London Mayor Ken Livingstone is about to start trials of London's first bus fueled by bio-ethanol. The Scania OmniCity double-decker will carry 81 passengers and be powered by ethanol made from Brazilian sugar cane.
Transport for London Environment (TfL) Coordinator Helen Woolston said on Friday the bus would join a fleet of seven hybrid diesel-electric buses currently running in London, with plans for 50 more hybrids by the end of 2008.
TfL has just completed trials of hydrogen-powered buses and plans to buy 10 of these in the next year or so, she told the Bioethanol conference in London on Friday.
The buses are part of the mayor's new goal of cutting London's CO² emissions by 60 percent from 1990 levels by 2025. TfL is also considering basing London congestion charges on vehicles' CO² emissions, with a banding system similar to the government's new road tax system, Woolston said.
Scania's current ethanol engine generation reaches Euro 4 levels, required from October this year. Around 600 ethanol buses have been delivered so far. Scania is now developing its next-generation ethanol engine, planned to be ready for introduction in late 2007.
Scania is also supplying the ethanol-powered city buses for use in the BEST Bioethanol for Sustainable Transport) consortium's field trials of ethanol as a vehicle fuel.
Stagecoach's pilot study vehicle will operate in Liverpool, Barnsley, Sheffield, Newcastle and Manchester.
Stagecoach recently expanded the use of biodiesel to 1,800 vehicles in the UK in a move to reduce greenhouse gas emissions and improve fuel efficiency. It is now used at 28 depots in Scotland, and the North-east and North-west of England.
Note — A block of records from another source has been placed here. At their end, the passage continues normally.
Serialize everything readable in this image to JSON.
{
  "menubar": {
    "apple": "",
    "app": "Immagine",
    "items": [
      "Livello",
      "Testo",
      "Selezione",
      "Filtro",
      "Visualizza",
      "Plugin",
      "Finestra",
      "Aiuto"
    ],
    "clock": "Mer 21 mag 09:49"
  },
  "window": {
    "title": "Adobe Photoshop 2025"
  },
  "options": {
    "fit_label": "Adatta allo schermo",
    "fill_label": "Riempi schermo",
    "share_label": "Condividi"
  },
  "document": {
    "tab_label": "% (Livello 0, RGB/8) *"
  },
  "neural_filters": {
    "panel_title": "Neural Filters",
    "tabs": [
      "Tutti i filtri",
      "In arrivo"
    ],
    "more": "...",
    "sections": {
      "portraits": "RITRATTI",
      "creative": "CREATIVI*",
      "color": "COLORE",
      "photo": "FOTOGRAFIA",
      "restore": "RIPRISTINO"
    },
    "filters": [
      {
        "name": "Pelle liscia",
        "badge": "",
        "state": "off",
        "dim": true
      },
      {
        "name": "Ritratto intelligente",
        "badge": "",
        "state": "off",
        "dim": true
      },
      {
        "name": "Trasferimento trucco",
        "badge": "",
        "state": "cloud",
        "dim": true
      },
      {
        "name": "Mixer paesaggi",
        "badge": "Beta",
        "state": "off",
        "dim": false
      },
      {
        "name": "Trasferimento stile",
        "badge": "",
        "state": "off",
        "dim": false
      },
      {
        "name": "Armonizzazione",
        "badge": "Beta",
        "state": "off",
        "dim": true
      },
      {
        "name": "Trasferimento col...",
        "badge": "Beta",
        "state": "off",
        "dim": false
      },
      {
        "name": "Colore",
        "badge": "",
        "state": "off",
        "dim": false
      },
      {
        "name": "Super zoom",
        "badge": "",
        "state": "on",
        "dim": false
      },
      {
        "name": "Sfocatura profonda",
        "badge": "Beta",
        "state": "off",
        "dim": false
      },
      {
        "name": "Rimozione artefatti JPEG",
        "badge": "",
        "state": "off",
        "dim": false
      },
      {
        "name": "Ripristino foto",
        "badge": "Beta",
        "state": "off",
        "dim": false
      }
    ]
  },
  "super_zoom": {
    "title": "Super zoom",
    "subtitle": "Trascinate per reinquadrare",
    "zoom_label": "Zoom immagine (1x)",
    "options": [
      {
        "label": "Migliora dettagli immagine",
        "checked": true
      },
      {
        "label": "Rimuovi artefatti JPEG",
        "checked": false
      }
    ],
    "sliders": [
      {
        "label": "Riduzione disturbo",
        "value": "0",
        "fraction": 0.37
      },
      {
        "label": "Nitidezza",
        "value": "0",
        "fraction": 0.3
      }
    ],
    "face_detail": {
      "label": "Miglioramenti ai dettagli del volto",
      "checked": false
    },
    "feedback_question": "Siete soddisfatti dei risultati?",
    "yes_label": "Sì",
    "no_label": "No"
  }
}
For the past year, Stagecoach has also been using the fuel additive Envirox across its entire UK bus fleet. Tests delivered more than a 5% cut in fuel consumption and an associated decrease in vehicle emissions.
The greenest, zero-emission vehicles are already exempt from the congestion charge.